I had to read over this section about 3 times because I felt like “There is no way that Paula is saying what this sounds like she’s saying”, but each time I couldn’t see her words as saying anything other than what it looks like. But I’m going to give her the benefit of the doubt and say she worded this very poorly…I hope.
So here’s what I read from this section: If God’s Prophets didn’t speak that there would be a Messiah, God wouldn’t have the capability to put Jesus on Earth. I mean…there is no way that this is what Paula is trying to say…right? Surely she means that the because God uses the Prophets to speak of Christ’s coming, Christ had a larger impact than if the Prophets had not said anything about him…right?
Assuming someone out there believes that Christ was able to manipulate the situation to become the Messiah that the prophets spoke of, a sort of false fulfilling of the prophecies, this isn’t the way that God works. That would make Jesus a false christ, and the Jewish people would have it right to continue looking for their Messiah. This would also mean that God is not capable of doing what He says He can do, unless we fulfill our mission to Him. Which sounds a lot more closely related to The Secret or the Egyptian beliefs surrounding the god Heka which believed that the greatest form of magic was associated with spoken word.
Paula brings up Isaiah 55:9-11 which reads:
“For as the heavens are higher than the earth, So are My ways higher than your ways, And My thoughts than your thoughts. “For as the rain comes down, and the snow from heaven, And do not return there, But water the earth, And make it bring forth and bud, That it may give seed to the sower And bread to the eater, So shall My word be that goes forth from My mouth; It shall not return to Me void, But it shall accomplish what I please, And it shall prosper in the thing for which I sent it.”
This doesn’t support the idea that our words have magical power, not the way that the Egyptians believed they did. But instead tells us that God knows us so well that He can get the results He seeks by saying certain things.
If we go back to the example Paula uses in WHY DO WE NEED PROPHETS WHEN WE HAVE THE HOLY SPIRIT? we can see a different story being painted using the above passage. If God chooses to tell a person in January “Go”, a few weeks later “Go to the place” and then a few weeks after that “Go to the church on the corner”, and the the individual fights with God about going to the church on the corner, it’s not that God had prepared a blessing for the individual if they go- instead it could very well be God’s intent to get the person to rebell against Him and not go.
^ Not that I, personally, believe that God trying to get the individual to rebel by not going to a small church on the corner would be a good way for God to be glorified…and I would heavily question someone on whether or not such a word came from God or somewhere else if that was the intended result…but my ways are not God’s ways either- He knows better whether or not such a tactic would prove useful to Him in the grand scheme of things. I wouldn’t press the issue past insisting that the individual test the word before making a judgement in either direction, lest I fall into the trap of Job’s friends.
But I digress. The point I am making is that prophecy doesn’t make something come true. It glorifies God by making the statement that God has already made plans, and by knowing what those plans are you can either turn from iniquity or watch as God executes His plan that you may know He is God.

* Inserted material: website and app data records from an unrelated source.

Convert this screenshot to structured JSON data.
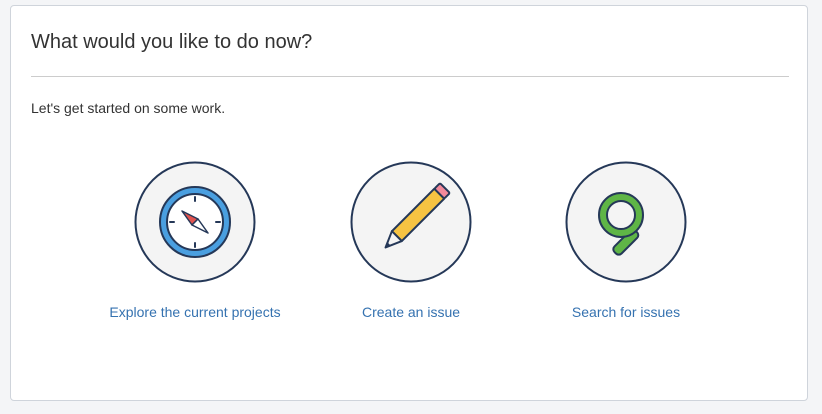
{
  "dialog": {
    "title": "What would you like to do now?",
    "intro": "Let's get started on some work."
  },
  "actions": [
    {
      "label": "Explore the current projects",
      "icon": "compass-icon"
    },
    {
      "label": "Create an issue",
      "icon": "pencil-icon"
    },
    {
      "label": "Search for issues",
      "icon": "magnifier-icon"
    }
  ],
  "colors": {
    "link": "#3572b0",
    "circle_border": "#253858",
    "circle_fill": "#f4f4f4",
    "compass_blue": "#4a9fe0",
    "pencil_yellow": "#f6c342",
    "eraser_pink": "#f28a9b",
    "magnifier_green": "#5fb546",
    "needle_red": "#e0534f"
  }
}
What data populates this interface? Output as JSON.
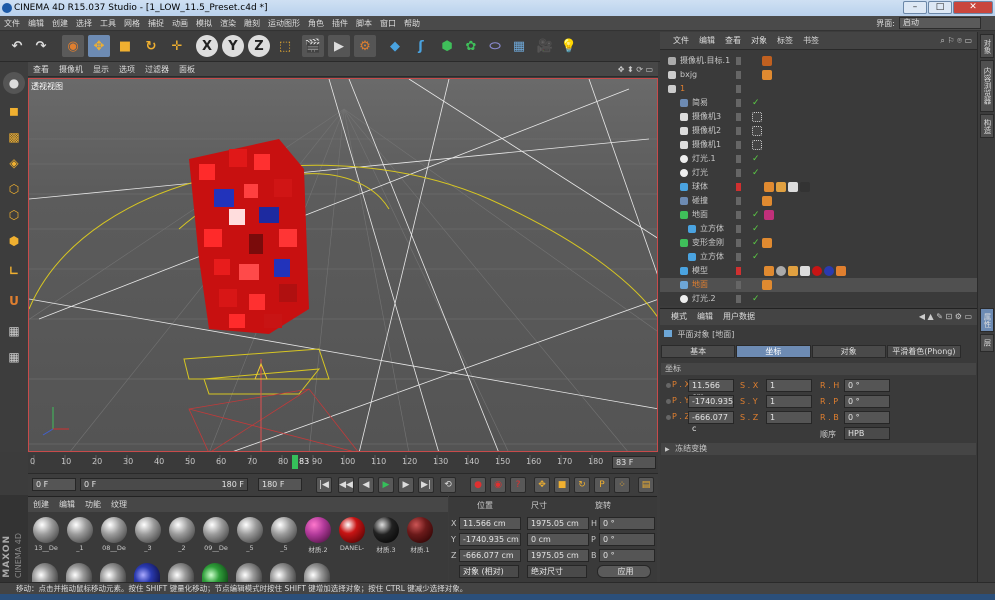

Now…that doesn’t mean that miracles cannot be asked for to prove God. Moses, Elijah and Elisha (arguably the most gifted Prophets until Christ) were each given the authority to request of God a miracle so as to demonstrate God’s glory. These three had proven they were righteous before God and God rewarded them respectively. And through them, God was glorified to everyone who was in their presence. This is not the same thing as making prophecy come to life, it’s about a relationship with God.